▶ _What to work on_
All of the data below is to be copied exactly.

━━ Task material

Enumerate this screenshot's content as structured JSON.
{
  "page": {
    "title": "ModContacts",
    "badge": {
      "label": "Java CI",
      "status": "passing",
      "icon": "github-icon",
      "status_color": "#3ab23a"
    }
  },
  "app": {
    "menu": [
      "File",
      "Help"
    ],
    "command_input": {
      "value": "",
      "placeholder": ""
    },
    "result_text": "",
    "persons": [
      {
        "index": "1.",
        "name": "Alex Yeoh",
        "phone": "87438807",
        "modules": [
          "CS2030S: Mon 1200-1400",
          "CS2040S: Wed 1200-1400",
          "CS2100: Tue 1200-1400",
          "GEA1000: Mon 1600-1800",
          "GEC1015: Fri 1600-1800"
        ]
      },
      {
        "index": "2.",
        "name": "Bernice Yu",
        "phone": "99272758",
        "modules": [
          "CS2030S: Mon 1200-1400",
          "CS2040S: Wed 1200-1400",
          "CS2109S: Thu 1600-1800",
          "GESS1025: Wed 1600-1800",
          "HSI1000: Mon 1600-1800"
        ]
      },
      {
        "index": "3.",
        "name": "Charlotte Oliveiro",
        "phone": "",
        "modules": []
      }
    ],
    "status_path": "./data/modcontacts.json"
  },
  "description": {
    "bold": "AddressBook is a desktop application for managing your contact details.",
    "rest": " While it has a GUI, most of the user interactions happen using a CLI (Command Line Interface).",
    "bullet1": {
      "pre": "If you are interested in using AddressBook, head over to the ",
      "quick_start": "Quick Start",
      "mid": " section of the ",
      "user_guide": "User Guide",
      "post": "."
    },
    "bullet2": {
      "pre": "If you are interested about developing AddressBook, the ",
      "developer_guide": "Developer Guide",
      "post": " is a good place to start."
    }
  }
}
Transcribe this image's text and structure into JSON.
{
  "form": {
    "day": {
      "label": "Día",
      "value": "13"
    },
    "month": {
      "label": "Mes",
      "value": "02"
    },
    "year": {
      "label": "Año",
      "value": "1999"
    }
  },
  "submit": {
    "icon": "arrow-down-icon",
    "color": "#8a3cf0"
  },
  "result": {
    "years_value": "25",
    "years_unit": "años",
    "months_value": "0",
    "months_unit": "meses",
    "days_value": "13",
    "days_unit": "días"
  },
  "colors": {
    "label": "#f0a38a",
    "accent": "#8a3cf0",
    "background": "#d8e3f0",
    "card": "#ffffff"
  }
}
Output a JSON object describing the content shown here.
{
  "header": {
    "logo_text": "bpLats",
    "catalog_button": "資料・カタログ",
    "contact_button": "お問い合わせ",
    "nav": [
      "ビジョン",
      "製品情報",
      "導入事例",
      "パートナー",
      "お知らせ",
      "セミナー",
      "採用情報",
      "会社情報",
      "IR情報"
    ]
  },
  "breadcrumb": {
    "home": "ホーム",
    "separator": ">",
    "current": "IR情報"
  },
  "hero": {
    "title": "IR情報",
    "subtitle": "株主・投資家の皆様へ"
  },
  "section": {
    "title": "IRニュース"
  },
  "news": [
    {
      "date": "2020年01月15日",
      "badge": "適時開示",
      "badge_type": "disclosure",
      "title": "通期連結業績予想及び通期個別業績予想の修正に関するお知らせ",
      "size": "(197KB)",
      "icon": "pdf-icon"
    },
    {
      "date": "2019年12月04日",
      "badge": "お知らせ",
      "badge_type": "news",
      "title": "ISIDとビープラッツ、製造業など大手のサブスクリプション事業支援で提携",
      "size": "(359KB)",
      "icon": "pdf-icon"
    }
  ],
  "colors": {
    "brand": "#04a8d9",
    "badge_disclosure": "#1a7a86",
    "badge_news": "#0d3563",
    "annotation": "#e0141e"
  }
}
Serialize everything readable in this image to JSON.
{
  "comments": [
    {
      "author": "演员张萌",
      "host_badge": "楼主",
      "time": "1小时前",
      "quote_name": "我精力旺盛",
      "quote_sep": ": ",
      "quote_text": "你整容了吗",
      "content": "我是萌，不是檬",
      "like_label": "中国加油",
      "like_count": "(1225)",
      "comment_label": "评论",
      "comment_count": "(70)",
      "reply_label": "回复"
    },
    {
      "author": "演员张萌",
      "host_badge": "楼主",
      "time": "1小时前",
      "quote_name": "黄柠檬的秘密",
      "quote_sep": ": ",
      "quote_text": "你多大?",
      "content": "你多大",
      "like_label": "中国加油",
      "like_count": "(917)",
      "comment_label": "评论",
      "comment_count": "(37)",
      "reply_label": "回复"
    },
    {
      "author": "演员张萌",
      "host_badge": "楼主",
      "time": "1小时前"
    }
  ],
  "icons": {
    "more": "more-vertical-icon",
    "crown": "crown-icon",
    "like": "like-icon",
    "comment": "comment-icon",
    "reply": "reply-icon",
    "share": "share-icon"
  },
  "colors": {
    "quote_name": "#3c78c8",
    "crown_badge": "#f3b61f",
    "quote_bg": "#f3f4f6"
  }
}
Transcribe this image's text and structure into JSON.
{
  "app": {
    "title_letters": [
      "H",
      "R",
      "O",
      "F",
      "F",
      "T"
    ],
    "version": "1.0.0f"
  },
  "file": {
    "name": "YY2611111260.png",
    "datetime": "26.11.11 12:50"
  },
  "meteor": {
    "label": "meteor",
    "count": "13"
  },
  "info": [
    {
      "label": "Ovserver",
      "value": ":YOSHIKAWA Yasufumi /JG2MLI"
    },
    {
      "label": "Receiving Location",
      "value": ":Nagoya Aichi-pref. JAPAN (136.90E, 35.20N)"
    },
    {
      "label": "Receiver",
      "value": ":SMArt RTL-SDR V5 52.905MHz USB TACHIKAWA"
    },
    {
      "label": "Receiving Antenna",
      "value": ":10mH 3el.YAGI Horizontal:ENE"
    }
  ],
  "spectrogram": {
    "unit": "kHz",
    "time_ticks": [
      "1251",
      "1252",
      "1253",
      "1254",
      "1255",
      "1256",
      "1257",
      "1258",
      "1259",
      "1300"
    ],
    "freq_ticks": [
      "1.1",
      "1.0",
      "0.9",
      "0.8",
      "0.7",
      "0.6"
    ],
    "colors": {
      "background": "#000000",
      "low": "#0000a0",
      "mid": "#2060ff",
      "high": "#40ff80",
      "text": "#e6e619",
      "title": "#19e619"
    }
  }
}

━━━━

▶ _Exercise result_
Enumerate this screenshot's content as structured JSON.
{
  "page": {
    "title": "ModContacts",
    "badge": {
      "label": "Java CI",
      "status": "passing",
      "icon": "github-icon",
      "status_color": "#3ab23a"
    }
  },
  "app": {
    "menu": [
      "File",
      "Help"
    ],
    "command_input": {
      "value": "",
      "placeholder": ""
    },
    "result_text": "",
    "persons": [
      {
        "index": "1.",
        "name": "Alex Yeoh",
        "phone": "87438807",
        "modules": [
          "CS2030S: Mon 1200-1400",
          "CS2040S: Wed 1200-1400",
          "CS2100: Tue 1200-1400",
          "GEA1000: Mon 1600-1800",
          "GEC1015: Fri 1600-1800"
        ]
      },
      {
        "index": "2.",
        "name": "Bernice Yu",
        "phone": "99272758",
        "modules": [
          "CS2030S: Mon 1200-1400",
          "CS2040S: Wed 1200-1400",
          "CS2109S: Thu 1600-1800",
          "GESS1025: Wed 1600-1800",
          "HSI1000: Mon 1600-1800"
        ]
      },
      {
        "index": "3.",
        "name": "Charlotte Oliveiro",
        "phone": "",
        "modules": []
      }
    ],
    "status_path": "./data/modcontacts.json"
  },
  "description": {
    "bold": "AddressBook is a desktop application for managing your contact details.",
    "rest": " While it has a GUI, most of the user interactions happen using a CLI (Command Line Interface).",
    "bullet1": {
      "pre": "If you are interested in using AddressBook, head over to the ",
      "quick_start": "Quick Start",
      "mid": " section of the ",
      "user_guide": "User Guide",
      "post": "."
    },
    "bullet2": {
      "pre": "If you are interested about developing AddressBook, the ",
      "developer_guide": "Developer Guide",
      "post": " is a good place to start."
    }
  }
}
Transcribe this image's text and structure into JSON.
{
  "form": {
    "day": {
      "label": "Día",
      "value": "13"
    },
    "month": {
      "label": "Mes",
      "value": "02"
    },
    "year": {
      "label": "Año",
      "value": "1999"
    }
  },
  "submit": {
    "icon": "arrow-down-icon",
    "color": "#8a3cf0"
  },
  "result": {
    "years_value": "25",
    "years_unit": "años",
    "months_value": "0",
    "months_unit": "meses",
    "days_value": "13",
    "days_unit": "días"
  },
  "colors": {
    "label": "#f0a38a",
    "accent": "#8a3cf0",
    "background": "#d8e3f0",
    "card": "#ffffff"
  }
}
Output a JSON object describing the content shown here.
{
  "header": {
    "logo_text": "bpLats",
    "catalog_button": "資料・カタログ",
    "contact_button": "お問い合わせ",
    "nav": [
      "ビジョン",
      "製品情報",
      "導入事例",
      "パートナー",
      "お知らせ",
      "セミナー",
      "採用情報",
      "会社情報",
      "IR情報"
    ]
  },
  "breadcrumb": {
    "home": "ホーム",
    "separator": ">",
    "current": "IR情報"
  },
  "hero": {
    "title": "IR情報",
    "subtitle": "株主・投資家の皆様へ"
  },
  "section": {
    "title": "IRニュース"
  },
  "news": [
    {
      "date": "2020年01月15日",
      "badge": "適時開示",
      "badge_type": "disclosure",
      "title": "通期連結業績予想及び通期個別業績予想の修正に関するお知らせ",
      "size": "(197KB)",
      "icon": "pdf-icon"
    },
    {
      "date": "2019年12月04日",
      "badge": "お知らせ",
      "badge_type": "news",
      "title": "ISIDとビープラッツ、製造業など大手のサブスクリプション事業支援で提携",
      "size": "(359KB)",
      "icon": "pdf-icon"
    }
  ],
  "colors": {
    "brand": "#04a8d9",
    "badge_disclosure": "#1a7a86",
    "badge_news": "#0d3563",
    "annotation": "#e0141e"
  }
}
Serialize everything readable in this image to JSON.
{
  "comments": [
    {
      "author": "演员张萌",
      "host_badge": "楼主",
      "time": "1小时前",
      "quote_name": "我精力旺盛",
      "quote_sep": ": ",
      "quote_text": "你整容了吗",
      "content": "我是萌，不是檬",
      "like_label": "中国加油",
      "like_count": "(1225)",
      "comment_label": "评论",
      "comment_count": "(70)",
      "reply_label": "回复"
    },
    {
      "author": "演员张萌",
      "host_badge": "楼主",
      "time": "1小时前",
      "quote_name": "黄柠檬的秘密",
      "quote_sep": ": ",
      "quote_text": "你多大?",
      "content": "你多大",
      "like_label": "中国加油",
      "like_count": "(917)",
      "comment_label": "评论",
      "comment_count": "(37)",
      "reply_label": "回复"
    },
    {
      "author": "演员张萌",
      "host_badge": "楼主",
      "time": "1小时前"
    }
  ],
  "icons": {
    "more": "more-vertical-icon",
    "crown": "crown-icon",
    "like": "like-icon",
    "comment": "comment-icon",
    "reply": "reply-icon",
    "share": "share-icon"
  },
  "colors": {
    "quote_name": "#3c78c8",
    "crown_badge": "#f3b61f",
    "quote_bg": "#f3f4f6"
  }
}
Transcribe this image's text and structure into JSON.
{
  "app": {
    "title_letters": [
      "H",
      "R",
      "O",
      "F",
      "F",
      "T"
    ],
    "version": "1.0.0f"
  },
  "file": {
    "name": "YY2611111260.png",
    "datetime": "26.11.11 12:50"
  },
  "meteor": {
    "label": "meteor",
    "count": "13"
  },
  "info": [
    {
      "label": "Ovserver",
      "value": ":YOSHIKAWA Yasufumi /JG2MLI"
    },
    {
      "label": "Receiving Location",
      "value": ":Nagoya Aichi-pref. JAPAN (136.90E, 35.20N)"
    },
    {
      "label": "Receiver",
      "value": ":SMArt RTL-SDR V5 52.905MHz USB TACHIKAWA"
    },
    {
      "label": "Receiving Antenna",
      "value": ":10mH 3el.YAGI Horizontal:ENE"
    }
  ],
  "spectrogram": {
    "unit": "kHz",
    "time_ticks": [
      "1251",
      "1252",
      "1253",
      "1254",
      "1255",
      "1256",
      "1257",
      "1258",
      "1259",
      "1300"
    ],
    "freq_ticks": [
      "1.1",
      "1.0",
      "0.9",
      "0.8",
      "0.7",
      "0.6"
    ],
    "colors": {
      "background": "#000000",
      "low": "#0000a0",
      "mid": "#2060ff",
      "high": "#40ff80",
      "text": "#e6e619",
      "title": "#19e619"
    }
  }
}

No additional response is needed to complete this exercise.